Fallopian Tubes (AKA Oviducts or Uterine Tubes)
Our fallopian tubes are attached to our uterus and extend to open just above our ovaries. They do not actually connect to the ovaries, and are held in place by the broad ligaments. The opening closest to the ovary has several wavy, fingerlike projections called fimbriae, and when the egg is released during ovulation, the fimbriae will begin to wave, creating a current to pull the egg into the tube. If fertilization occurs, it most commonly happens just inside of this opening at the upper curve. If fertilized, the egg will then travel along the tube to the uterus where it will implant into the lining of the uterus. This process may take about a week.
The ovaries are the female gonads. They are our counterpart to the male testes. Gonads is the proper name for an organ that produces sex hormones and gametes. Gametes are sexual reproductive cells also known as spermatozoa (male) and eggs (female). Ovaries are the places where our eggs develop, mature, and then are released to either become a baby or not. A baby girl's ovaries begin to develop in utero, and by the time she is born, she has all of her primitive eggs already inside of her. The primitive egg cells begin to mature when we reach puberty, at which time we begin producing larger amounts of hormones which help the eggs to mature and be released during ovulation. Starting with a girl's first menstrual cycle, her ovaries will release one or two eggs each month or so. Around the age of 35, we begin to release more eggs each cycle increasing the likelihood of pregnancy, particularly with multiples. Our ovaries are located just below our fallopian tubes and to the sides of our uterus, and are held in place by the broad ligaments.
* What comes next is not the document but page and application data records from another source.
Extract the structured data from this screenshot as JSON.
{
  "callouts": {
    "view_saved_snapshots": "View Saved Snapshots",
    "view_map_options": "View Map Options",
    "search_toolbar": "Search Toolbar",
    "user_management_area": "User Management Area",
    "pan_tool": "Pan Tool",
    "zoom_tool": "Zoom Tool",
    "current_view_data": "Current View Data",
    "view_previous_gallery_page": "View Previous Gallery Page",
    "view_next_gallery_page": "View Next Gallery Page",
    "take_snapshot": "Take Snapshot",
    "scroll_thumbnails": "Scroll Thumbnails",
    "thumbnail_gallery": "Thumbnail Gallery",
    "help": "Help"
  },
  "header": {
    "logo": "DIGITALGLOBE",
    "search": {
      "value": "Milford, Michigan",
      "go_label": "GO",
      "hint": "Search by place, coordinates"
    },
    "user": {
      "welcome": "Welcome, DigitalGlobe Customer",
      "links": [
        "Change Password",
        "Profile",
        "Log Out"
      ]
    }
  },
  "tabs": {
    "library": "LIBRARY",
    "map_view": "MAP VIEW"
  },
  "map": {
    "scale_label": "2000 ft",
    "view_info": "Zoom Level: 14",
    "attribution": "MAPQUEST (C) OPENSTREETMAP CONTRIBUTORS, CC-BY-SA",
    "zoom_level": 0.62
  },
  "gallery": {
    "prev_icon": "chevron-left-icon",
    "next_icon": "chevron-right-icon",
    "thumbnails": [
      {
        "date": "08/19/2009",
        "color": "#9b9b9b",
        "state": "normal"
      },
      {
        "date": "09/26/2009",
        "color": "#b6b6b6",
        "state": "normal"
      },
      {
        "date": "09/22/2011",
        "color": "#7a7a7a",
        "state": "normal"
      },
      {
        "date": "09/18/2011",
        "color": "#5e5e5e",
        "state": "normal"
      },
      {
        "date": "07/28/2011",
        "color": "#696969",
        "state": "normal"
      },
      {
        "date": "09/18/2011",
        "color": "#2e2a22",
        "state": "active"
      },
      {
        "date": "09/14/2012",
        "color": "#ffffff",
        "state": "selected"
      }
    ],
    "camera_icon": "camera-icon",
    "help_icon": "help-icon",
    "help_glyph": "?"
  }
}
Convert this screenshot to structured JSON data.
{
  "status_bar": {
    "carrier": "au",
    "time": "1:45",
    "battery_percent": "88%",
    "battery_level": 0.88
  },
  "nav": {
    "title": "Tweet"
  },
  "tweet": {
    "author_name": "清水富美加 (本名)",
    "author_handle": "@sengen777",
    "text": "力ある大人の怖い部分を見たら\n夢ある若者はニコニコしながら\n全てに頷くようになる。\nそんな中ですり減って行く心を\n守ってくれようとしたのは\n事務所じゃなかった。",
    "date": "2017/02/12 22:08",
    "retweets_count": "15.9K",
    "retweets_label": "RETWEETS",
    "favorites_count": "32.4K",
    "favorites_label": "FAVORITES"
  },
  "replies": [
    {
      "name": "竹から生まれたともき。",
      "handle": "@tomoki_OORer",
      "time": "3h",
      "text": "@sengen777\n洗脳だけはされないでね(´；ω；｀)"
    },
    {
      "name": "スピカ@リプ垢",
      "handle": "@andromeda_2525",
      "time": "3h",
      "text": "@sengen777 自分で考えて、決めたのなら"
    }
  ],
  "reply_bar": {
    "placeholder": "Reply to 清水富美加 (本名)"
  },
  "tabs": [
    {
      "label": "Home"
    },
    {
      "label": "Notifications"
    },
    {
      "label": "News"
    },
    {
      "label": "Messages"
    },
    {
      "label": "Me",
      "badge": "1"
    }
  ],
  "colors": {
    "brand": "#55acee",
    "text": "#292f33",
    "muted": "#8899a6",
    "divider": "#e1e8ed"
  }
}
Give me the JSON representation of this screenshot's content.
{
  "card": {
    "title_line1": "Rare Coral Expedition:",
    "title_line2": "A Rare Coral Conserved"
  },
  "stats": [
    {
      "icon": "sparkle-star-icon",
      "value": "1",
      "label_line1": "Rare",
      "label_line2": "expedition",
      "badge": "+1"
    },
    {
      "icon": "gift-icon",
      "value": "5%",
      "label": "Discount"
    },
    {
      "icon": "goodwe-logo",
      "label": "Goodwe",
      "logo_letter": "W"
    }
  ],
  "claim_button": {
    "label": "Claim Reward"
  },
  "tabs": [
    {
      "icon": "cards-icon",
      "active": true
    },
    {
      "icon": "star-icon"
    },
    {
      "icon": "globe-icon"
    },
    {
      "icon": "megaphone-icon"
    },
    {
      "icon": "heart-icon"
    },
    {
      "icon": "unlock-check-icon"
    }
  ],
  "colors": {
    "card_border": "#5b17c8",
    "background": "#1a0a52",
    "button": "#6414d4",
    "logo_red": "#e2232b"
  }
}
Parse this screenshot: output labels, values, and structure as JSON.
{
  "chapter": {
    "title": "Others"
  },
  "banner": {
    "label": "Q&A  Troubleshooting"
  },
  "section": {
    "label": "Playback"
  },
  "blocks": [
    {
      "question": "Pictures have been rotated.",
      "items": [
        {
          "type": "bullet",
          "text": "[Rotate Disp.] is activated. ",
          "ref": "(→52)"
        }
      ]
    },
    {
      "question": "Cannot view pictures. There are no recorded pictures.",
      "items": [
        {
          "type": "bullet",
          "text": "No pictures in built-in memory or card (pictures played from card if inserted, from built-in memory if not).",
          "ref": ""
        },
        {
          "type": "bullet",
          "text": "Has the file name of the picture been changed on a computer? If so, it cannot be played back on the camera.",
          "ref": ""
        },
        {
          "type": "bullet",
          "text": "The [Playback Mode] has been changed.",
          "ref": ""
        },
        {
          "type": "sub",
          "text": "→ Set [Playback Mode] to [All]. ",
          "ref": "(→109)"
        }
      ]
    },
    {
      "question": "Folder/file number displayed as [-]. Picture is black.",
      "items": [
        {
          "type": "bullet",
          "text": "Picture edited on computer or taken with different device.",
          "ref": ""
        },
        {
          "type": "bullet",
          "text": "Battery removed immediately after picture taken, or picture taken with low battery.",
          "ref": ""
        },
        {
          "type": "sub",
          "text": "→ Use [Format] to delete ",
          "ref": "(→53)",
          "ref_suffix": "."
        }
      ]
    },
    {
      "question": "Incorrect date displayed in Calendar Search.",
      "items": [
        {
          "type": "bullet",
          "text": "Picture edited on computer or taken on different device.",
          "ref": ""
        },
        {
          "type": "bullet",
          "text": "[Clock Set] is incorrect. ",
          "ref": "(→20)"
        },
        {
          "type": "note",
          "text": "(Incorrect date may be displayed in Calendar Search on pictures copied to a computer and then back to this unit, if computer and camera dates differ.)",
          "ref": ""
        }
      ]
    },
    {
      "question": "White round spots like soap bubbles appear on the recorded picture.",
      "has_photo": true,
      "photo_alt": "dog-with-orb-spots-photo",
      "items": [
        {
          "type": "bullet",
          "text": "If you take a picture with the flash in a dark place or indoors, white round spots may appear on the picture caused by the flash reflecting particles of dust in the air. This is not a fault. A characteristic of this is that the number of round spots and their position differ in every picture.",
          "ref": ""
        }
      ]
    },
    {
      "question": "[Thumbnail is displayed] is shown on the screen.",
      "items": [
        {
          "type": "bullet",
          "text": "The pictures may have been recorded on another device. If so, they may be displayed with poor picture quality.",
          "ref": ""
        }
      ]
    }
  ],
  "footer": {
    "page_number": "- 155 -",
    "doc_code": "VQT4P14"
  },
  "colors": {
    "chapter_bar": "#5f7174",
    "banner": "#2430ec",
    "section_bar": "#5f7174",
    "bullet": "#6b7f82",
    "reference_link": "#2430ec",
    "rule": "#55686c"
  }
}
That pretty much sums up all of the parts of the female reproductive system. If you have anything to add, or any questions, feel free to leave them in the comments below!
Meet the Author
Amanda Tarver, (LMT, CEIM, PES, RMT) is a massage therapist and birth worker in the Chicago area. She is dedicated to using a combination of bodywork and education to help people live a better quality of life.